Be Positive

Be Positive

James 2:14-17


Those of you who have been able to listen to the Wednesday Word of Encouragement know that I have been reading John Maxwell’s book “Intentional Living: Choosing A Life That Matters”. It has been a good book especially with the new message series we have coming up entitled “Stay Positive.”


John Maxwell is one of the most positive people I know but his positivity isn’t quite the same as Norman Vincent Peale’s “Power of Positive Thinking” or perhaps it is and Peale has just been misunderstood. One point that stands out to be in Maxwell’s writings is that “Positive thinking doesn’t build self-image. Positive acts do!” With my apologies to Mr. Maxwell, I might add to that, Positive thinking does no one any good until it moves us to positive acts.


Most people, even non-baseball know the name Jackie Robinson, the man who broke the color barrier in baseball and may have done as much to move our nation into the acceptance of equality between races as much as anyone outside of Martin Luther King.


Jack Roosevelt Robinson was born in 1919, into a family of sharecroppers in Cairo, Georgia. The youngest of five children Robinson’s father left the family in 1920 and they moved to Pasadena, California.

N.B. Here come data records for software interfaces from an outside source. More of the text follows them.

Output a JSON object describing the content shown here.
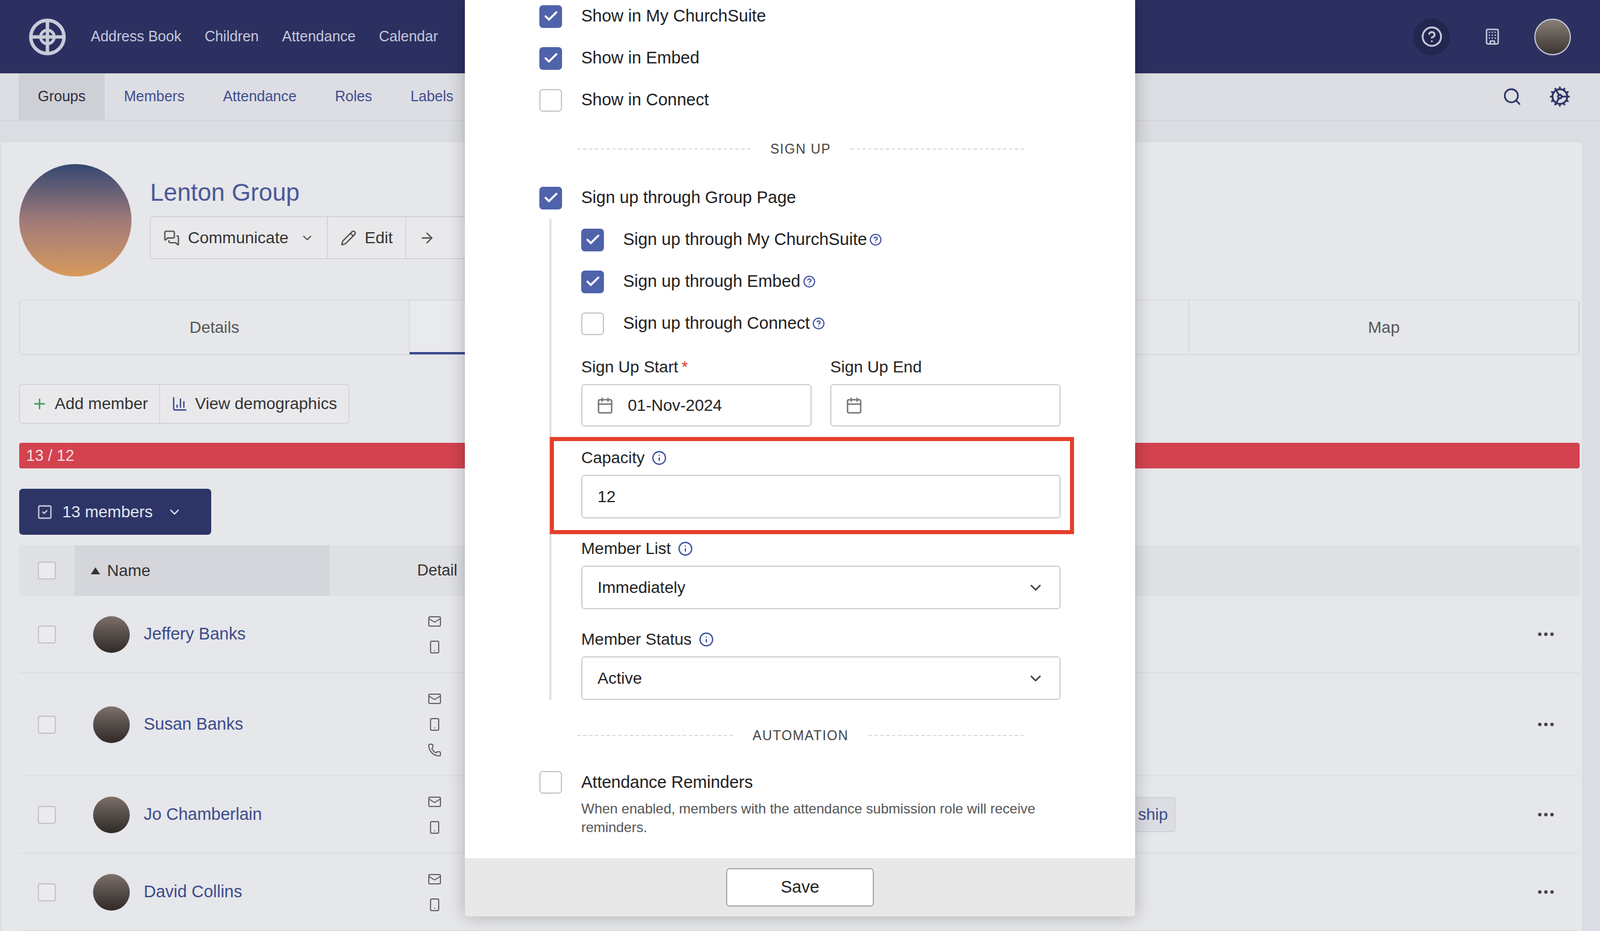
{
  "top_nav": {
    "items": [
      "Address Book",
      "Children",
      "Attendance",
      "Calendar"
    ]
  },
  "sub_nav": {
    "items": [
      {
        "label": "Groups",
        "selected": true
      },
      {
        "label": "Members",
        "selected": false
      },
      {
        "label": "Attendance",
        "selected": false
      },
      {
        "label": "Roles",
        "selected": false
      },
      {
        "label": "Labels",
        "selected": false
      }
    ]
  },
  "group": {
    "name": "Lenton Group",
    "actions": [
      "Communicate",
      "Edit"
    ]
  },
  "tabs": [
    {
      "label": "Details",
      "selected": false
    },
    {
      "label": "",
      "selected": true
    },
    {
      "label": "",
      "selected": false
    },
    {
      "label": "Map",
      "selected": false
    }
  ],
  "member_actions": [
    "Add member",
    "View demographics"
  ],
  "capacity_bar": {
    "reading": "13 / 12",
    "level": 1
  },
  "selection_button": {
    "label": "13 members"
  },
  "table": {
    "columns": [
      {
        "label": "Name",
        "sorted": "ascending"
      },
      {
        "label": "Detail",
        "sorted": "none"
      }
    ],
    "rows": [
      {
        "name": "Jeffery Banks",
        "checked": false,
        "contacts": [
          {
            "kind": "email"
          },
          {
            "kind": "mobile"
          }
        ],
        "tags": []
      },
      {
        "name": "Susan Banks",
        "checked": false,
        "contacts": [
          {
            "kind": "email"
          },
          {
            "kind": "mobile"
          },
          {
            "kind": "phone"
          }
        ],
        "tags": []
      },
      {
        "name": "Jo Chamberlain",
        "checked": false,
        "contacts": [
          {
            "kind": "email"
          },
          {
            "kind": "mobile"
          }
        ],
        "tags": [
          "ship"
        ]
      },
      {
        "name": "David Collins",
        "checked": false,
        "contacts": [
          {
            "kind": "email"
          },
          {
            "kind": "mobile"
          }
        ],
        "tags": []
      }
    ]
  },
  "dialog": {
    "visibility": [
      {
        "label": "Show in My ChurchSuite",
        "checked": true
      },
      {
        "label": "Show in Embed",
        "checked": true
      },
      {
        "label": "Show in Connect",
        "checked": false
      }
    ],
    "sign_up_section": "SIGN UP",
    "sign_up": {
      "label": "Sign up through Group Page",
      "checked": true
    },
    "sign_up_channels": [
      {
        "label": "Sign up through My ChurchSuite",
        "checked": true
      },
      {
        "label": "Sign up through Embed",
        "checked": true
      },
      {
        "label": "Sign up through Connect",
        "checked": false
      }
    ],
    "required_mark": "*",
    "dates": [
      {
        "label": "Sign Up Start",
        "required": true,
        "value": "01-Nov-2024"
      },
      {
        "label": "Sign Up End",
        "required": false,
        "value": ""
      }
    ],
    "capacity": {
      "label": "Capacity",
      "value": "12",
      "highlighted": true
    },
    "member_list": {
      "label": "Member List",
      "value": "Immediately"
    },
    "member_status": {
      "label": "Member Status",
      "value": "Active"
    },
    "automation_section": "AUTOMATION",
    "reminders": {
      "label": "Attendance Reminders",
      "checked": false,
      "description": "When enabled, members with the attendance submission role will receive reminders."
    },
    "save_button": "Save"
  }
}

Growing up in relative poverty in an otherwise affluent community, Robinson and his minority friends were excluded from many recreational opportunities. Branch Rickey signed Robison to a major league contract out of a list of other budding young black athletes not totally on his baseball skills but on his attitude. Rickey wanted this to be a success and knew that if Robinson lashed back at the insults and racial slurs then everything would fall to pieces.


Robinson endured and succeeded but not without difficulty, but he did so because he saw the bigger picture. He was not just a baseball player; he was an example for other athletes of all colors. Robinson said, “Life is not important except in the impact it has on other lives.” Robinson understood that he could have a positive attitude, but the real test was on how he acted on the field, how he reacted to the insults and slurs even the violence against him. There were a lot of great baseball players in the Negro Leagues, but Robinson understood that it was more than just playing baseball. It was the way he lived his life that counted.


The apostle James said it best, What good is it, my brothers and sisters, if someone claims to have faith but has no deeds? Can such faith save them? Suppose a brother or a sister is without clothes and daily food. If one of you says to them, “Go in peace; keep warm and well fed,” but does nothing about their physical needs, what good is it? In the same way, faith by itself, if it is not accompanied by action, is dead. (James 2:14-17)